Assigned task:
What you return must match the records exactly, with every line included.

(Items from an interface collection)

((

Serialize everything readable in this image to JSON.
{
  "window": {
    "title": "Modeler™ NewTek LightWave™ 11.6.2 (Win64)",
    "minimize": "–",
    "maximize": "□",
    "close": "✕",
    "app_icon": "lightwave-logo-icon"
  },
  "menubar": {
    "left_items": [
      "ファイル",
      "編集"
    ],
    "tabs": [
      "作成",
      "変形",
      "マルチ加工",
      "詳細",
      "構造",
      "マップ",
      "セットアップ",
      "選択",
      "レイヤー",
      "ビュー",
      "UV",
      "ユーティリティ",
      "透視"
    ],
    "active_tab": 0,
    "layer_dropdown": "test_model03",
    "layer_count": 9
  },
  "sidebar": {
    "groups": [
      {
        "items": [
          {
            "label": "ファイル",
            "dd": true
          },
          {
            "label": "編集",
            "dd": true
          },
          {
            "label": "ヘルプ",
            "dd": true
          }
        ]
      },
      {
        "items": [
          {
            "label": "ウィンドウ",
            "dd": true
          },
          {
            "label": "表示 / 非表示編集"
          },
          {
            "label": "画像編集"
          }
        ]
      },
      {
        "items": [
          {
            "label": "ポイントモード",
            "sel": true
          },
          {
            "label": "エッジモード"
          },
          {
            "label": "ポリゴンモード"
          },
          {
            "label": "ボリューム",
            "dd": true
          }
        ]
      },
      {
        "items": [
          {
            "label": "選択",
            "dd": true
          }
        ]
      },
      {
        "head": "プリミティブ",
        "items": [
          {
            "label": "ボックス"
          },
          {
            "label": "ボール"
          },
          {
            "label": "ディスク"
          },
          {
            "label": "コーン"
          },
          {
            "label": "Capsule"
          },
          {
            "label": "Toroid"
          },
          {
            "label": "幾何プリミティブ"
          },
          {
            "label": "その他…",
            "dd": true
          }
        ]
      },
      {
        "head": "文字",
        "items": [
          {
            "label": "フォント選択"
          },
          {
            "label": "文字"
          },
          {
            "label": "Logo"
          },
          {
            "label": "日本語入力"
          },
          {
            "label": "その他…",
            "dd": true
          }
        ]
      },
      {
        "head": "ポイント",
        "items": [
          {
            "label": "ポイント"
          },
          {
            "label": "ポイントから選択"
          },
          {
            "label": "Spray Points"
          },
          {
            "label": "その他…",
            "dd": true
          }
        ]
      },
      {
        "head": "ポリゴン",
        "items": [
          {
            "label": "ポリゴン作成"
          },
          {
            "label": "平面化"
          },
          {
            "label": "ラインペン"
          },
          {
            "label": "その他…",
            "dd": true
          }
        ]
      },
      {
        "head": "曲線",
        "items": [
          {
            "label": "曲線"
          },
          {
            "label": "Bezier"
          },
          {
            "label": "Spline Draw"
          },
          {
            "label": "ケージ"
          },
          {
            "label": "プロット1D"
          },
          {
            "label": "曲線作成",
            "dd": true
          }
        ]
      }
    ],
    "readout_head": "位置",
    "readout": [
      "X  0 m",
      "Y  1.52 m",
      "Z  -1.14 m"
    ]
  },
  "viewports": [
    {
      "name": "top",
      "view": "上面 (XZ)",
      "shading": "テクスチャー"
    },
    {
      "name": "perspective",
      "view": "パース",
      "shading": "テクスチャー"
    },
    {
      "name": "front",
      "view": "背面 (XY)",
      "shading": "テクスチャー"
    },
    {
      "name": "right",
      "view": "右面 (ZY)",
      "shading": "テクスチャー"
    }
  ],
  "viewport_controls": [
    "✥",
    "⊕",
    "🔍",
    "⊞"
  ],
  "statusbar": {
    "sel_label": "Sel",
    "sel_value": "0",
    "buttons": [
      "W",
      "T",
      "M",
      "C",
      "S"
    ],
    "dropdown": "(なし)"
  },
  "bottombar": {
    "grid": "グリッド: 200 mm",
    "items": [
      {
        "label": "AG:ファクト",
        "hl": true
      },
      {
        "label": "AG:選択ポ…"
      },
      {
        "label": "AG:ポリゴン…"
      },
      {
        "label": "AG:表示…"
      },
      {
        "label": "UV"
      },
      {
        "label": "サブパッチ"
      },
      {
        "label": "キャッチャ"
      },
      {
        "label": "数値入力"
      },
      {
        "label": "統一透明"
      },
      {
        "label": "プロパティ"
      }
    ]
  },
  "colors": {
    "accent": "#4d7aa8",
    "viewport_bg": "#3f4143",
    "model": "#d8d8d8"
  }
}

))

Response to the exercise:
Serialize everything readable in this image to JSON.
{
  "window": {
    "title": "Modeler™ NewTek LightWave™ 11.6.2 (Win64)",
    "minimize": "–",
    "maximize": "□",
    "close": "✕",
    "app_icon": "lightwave-logo-icon"
  },
  "menubar": {
    "left_items": [
      "ファイル",
      "編集"
    ],
    "tabs": [
      "作成",
      "変形",
      "マルチ加工",
      "詳細",
      "構造",
      "マップ",
      "セットアップ",
      "選択",
      "レイヤー",
      "ビュー",
      "UV",
      "ユーティリティ",
      "透視"
    ],
    "active_tab": 0,
    "layer_dropdown": "test_model03",
    "layer_count": 9
  },
  "sidebar": {
    "groups": [
      {
        "items": [
          {
            "label": "ファイル",
            "dd": true
          },
          {
            "label": "編集",
            "dd": true
          },
          {
            "label": "ヘルプ",
            "dd": true
          }
        ]
      },
      {
        "items": [
          {
            "label": "ウィンドウ",
            "dd": true
          },
          {
            "label": "表示 / 非表示編集"
          },
          {
            "label": "画像編集"
          }
        ]
      },
      {
        "items": [
          {
            "label": "ポイントモード",
            "sel": true
          },
          {
            "label": "エッジモード"
          },
          {
            "label": "ポリゴンモード"
          },
          {
            "label": "ボリューム",
            "dd": true
          }
        ]
      },
      {
        "items": [
          {
            "label": "選択",
            "dd": true
          }
        ]
      },
      {
        "head": "プリミティブ",
        "items": [
          {
            "label": "ボックス"
          },
          {
            "label": "ボール"
          },
          {
            "label": "ディスク"
          },
          {
            "label": "コーン"
          },
          {
            "label": "Capsule"
          },
          {
            "label": "Toroid"
          },
          {
            "label": "幾何プリミティブ"
          },
          {
            "label": "その他…",
            "dd": true
          }
        ]
      },
      {
        "head": "文字",
        "items": [
          {
            "label": "フォント選択"
          },
          {
            "label": "文字"
          },
          {
            "label": "Logo"
          },
          {
            "label": "日本語入力"
          },
          {
            "label": "その他…",
            "dd": true
          }
        ]
      },
      {
        "head": "ポイント",
        "items": [
          {
            "label": "ポイント"
          },
          {
            "label": "ポイントから選択"
          },
          {
            "label": "Spray Points"
          },
          {
            "label": "その他…",
            "dd": true
          }
        ]
      },
      {
        "head": "ポリゴン",
        "items": [
          {
            "label": "ポリゴン作成"
          },
          {
            "label": "平面化"
          },
          {
            "label": "ラインペン"
          },
          {
            "label": "その他…",
            "dd": true
          }
        ]
      },
      {
        "head": "曲線",
        "items": [
          {
            "label": "曲線"
          },
          {
            "label": "Bezier"
          },
          {
            "label": "Spline Draw"
          },
          {
            "label": "ケージ"
          },
          {
            "label": "プロット1D"
          },
          {
            "label": "曲線作成",
            "dd": true
          }
        ]
      }
    ],
    "readout_head": "位置",
    "readout": [
      "X  0 m",
      "Y  1.52 m",
      "Z  -1.14 m"
    ]
  },
  "viewports": [
    {
      "name": "top",
      "view": "上面 (XZ)",
      "shading": "テクスチャー"
    },
    {
      "name": "perspective",
      "view": "パース",
      "shading": "テクスチャー"
    },
    {
      "name": "front",
      "view": "背面 (XY)",
      "shading": "テクスチャー"
    },
    {
      "name": "right",
      "view": "右面 (ZY)",
      "shading": "テクスチャー"
    }
  ],
  "viewport_controls": [
    "✥",
    "⊕",
    "🔍",
    "⊞"
  ],
  "statusbar": {
    "sel_label": "Sel",
    "sel_value": "0",
    "buttons": [
      "W",
      "T",
      "M",
      "C",
      "S"
    ],
    "dropdown": "(なし)"
  },
  "bottombar": {
    "grid": "グリッド: 200 mm",
    "items": [
      {
        "label": "AG:ファクト",
        "hl": true
      },
      {
        "label": "AG:選択ポ…"
      },
      {
        "label": "AG:ポリゴン…"
      },
      {
        "label": "AG:表示…"
      },
      {
        "label": "UV"
      },
      {
        "label": "サブパッチ"
      },
      {
        "label": "キャッチャ"
      },
      {
        "label": "数値入力"
      },
      {
        "label": "統一透明"
      },
      {
        "label": "プロパティ"
      }
    ]
  },
  "colors": {
    "accent": "#4d7aa8",
    "viewport_bg": "#3f4143",
    "model": "#d8d8d8"
  }
}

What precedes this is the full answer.